Monthly Archives: July 2012

Writing a thesis is like weaving on a loom

Writing a thesis is like weaving on a loom. The balls of wool and other material available are the data gathered from the literature, the research and thinking about the topic. The finished material is the thesis. The mechanics of weaving the material are like the processes of putting the thesis together. The raw materials […] … learn more→

Students crying in my office: Our future elite

Yesterday, Ariel Hsing, a sixteen-year-old American high school junior, was tied two games to two in the best of seven format against the number two ranked table tennis player in the world, Li Xiaoxia. Heading into the competition, Ariel was ranked in the mid-100’s in the world, not even expected to make the main draw […] … learn more→

In the Facebook era, students tell you everything

The impact of Facebook on the college classroom goes far beyond technological innovations and the ability to build relationships. It has led young people to publicly announce intimate personal details without thought of the consequences. And that style of communication has led to some very uncomfortable encounters between students and their professors. The first time […] … learn more→

Emotional labor and ethical hiring practices in academia

We all know the score: despite the continued growth in post-graduate degrees, full-time, permanent positions in academia are increasingly rare. In 2009, part-time faculty members represented more than half of all faculty in teaching positions and only 30 percent of all faculty held tenure track positions. Certainly, to search for work in today’s over-saturated academic […] … learn more→

On tree rings, CO2 levels and the Pliocene

A study of tree-ring data recently found that in some regions temperatures during Roman times (21AD to 50AD) were 1.05 degrees Celsius higher than the 1951-1980 mean. The paper’s lead author, Professor Jan Esper of Johannes Gutenberg University in Mainz, Germany, and his colleagues wrote that: “large-scale near-surface air-temperature reconstructions relying on tree-ring data may […] … learn more→

Future of California high-speed rail looks green

A new analysis gives Californians good reason to be optimistic about the green credentials of the state’s proposed high-speed rail project, due to begin construction in 2013 thanks to funding recently approved by state legislators. Arpad Horvath at the University of California, Berkeley, and Mikhail Chester at Arizona State University compared the future sustainability of […] … learn more→

Virtual community and physical space

Summer is the time when many faculty members vacate our shared campus space and retreat to home offices (or travel) to work. Most of us are still connected to our campuses through email and some of us are teaching online. Recent debates about the value of online education and the difference between virtual and physical […] … learn more→

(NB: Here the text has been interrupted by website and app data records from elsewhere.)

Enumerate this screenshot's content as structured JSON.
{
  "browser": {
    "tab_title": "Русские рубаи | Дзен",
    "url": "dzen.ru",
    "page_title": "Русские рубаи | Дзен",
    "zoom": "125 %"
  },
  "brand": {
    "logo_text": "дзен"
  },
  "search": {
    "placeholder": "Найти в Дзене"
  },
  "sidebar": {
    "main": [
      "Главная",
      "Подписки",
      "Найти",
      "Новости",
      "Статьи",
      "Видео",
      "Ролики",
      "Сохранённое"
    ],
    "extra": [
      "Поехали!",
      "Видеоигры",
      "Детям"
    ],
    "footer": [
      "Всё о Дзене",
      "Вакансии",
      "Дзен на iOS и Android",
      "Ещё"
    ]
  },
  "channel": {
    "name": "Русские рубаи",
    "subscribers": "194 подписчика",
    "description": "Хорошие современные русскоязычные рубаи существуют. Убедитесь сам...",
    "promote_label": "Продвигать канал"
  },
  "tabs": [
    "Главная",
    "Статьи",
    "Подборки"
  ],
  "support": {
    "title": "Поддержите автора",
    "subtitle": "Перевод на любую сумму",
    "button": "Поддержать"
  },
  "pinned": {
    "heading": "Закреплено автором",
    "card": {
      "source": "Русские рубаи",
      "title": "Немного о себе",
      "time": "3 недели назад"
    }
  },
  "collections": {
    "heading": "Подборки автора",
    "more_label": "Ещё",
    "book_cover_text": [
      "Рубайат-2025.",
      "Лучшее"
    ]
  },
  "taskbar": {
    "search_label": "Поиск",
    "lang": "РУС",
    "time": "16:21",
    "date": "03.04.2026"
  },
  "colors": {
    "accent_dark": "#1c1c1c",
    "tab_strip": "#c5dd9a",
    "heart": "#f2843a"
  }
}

A far-off solar system

Our solar system exhibits a remarkably orderly configuration: The eight planets orbit the sun much like runners on a track, circling in their respective lanes and always keeping within the same sprawling plane. In contrast, most exoplanets discovered in recent years — particularly the giants known as “hot Jupiters” — inhabit far more eccentric orbits. […] … learn more→

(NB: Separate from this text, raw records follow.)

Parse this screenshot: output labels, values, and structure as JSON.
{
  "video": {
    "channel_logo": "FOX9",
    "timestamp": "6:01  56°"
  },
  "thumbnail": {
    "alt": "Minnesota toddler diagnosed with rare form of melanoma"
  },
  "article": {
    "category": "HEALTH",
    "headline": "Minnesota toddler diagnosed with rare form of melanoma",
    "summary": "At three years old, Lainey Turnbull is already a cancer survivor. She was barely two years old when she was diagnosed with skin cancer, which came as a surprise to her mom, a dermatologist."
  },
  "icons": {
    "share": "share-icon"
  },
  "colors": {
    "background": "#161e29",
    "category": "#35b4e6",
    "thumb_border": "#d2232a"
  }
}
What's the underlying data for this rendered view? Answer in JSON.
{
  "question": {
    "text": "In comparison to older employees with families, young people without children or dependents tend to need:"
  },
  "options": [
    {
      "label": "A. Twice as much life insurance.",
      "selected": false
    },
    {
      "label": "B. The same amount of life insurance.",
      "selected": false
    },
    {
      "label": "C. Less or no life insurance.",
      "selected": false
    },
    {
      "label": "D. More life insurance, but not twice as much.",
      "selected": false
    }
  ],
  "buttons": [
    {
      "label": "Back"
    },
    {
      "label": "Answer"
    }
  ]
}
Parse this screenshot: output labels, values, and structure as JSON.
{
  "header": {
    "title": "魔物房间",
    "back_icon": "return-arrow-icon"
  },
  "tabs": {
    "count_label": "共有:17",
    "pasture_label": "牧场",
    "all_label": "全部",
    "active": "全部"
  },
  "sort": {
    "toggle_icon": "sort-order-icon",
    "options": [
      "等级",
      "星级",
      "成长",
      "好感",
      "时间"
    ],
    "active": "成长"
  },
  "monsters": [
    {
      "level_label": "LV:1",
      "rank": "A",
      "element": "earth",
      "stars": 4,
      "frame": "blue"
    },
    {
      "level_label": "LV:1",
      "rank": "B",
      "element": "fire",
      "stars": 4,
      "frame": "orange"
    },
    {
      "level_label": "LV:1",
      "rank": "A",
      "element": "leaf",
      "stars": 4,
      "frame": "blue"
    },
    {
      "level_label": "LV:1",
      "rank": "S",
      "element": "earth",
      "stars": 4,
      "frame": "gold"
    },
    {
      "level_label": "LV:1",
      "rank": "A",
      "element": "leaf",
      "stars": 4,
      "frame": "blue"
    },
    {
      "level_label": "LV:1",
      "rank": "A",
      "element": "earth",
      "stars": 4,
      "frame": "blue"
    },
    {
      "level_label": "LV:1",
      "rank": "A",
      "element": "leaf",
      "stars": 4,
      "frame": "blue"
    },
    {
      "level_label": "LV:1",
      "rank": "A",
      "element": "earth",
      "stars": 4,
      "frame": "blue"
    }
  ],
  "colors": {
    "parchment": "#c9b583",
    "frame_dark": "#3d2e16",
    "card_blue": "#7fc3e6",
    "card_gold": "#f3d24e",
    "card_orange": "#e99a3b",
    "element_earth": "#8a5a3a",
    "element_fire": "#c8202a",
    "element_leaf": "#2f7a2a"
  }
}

Weighing the environmental costs: buy an eReader, or a shelf of books?

Bookshelves towering floor to ceiling filled with weighty tomes, or one book-sized device holding hundreds of “books” in electronic form: which one of these options for the voracious reader creates the least damaging environmental footprint? There is no easy answer to the question, dependent as it is on personal environmental values and a reader’s reading […] … learn more→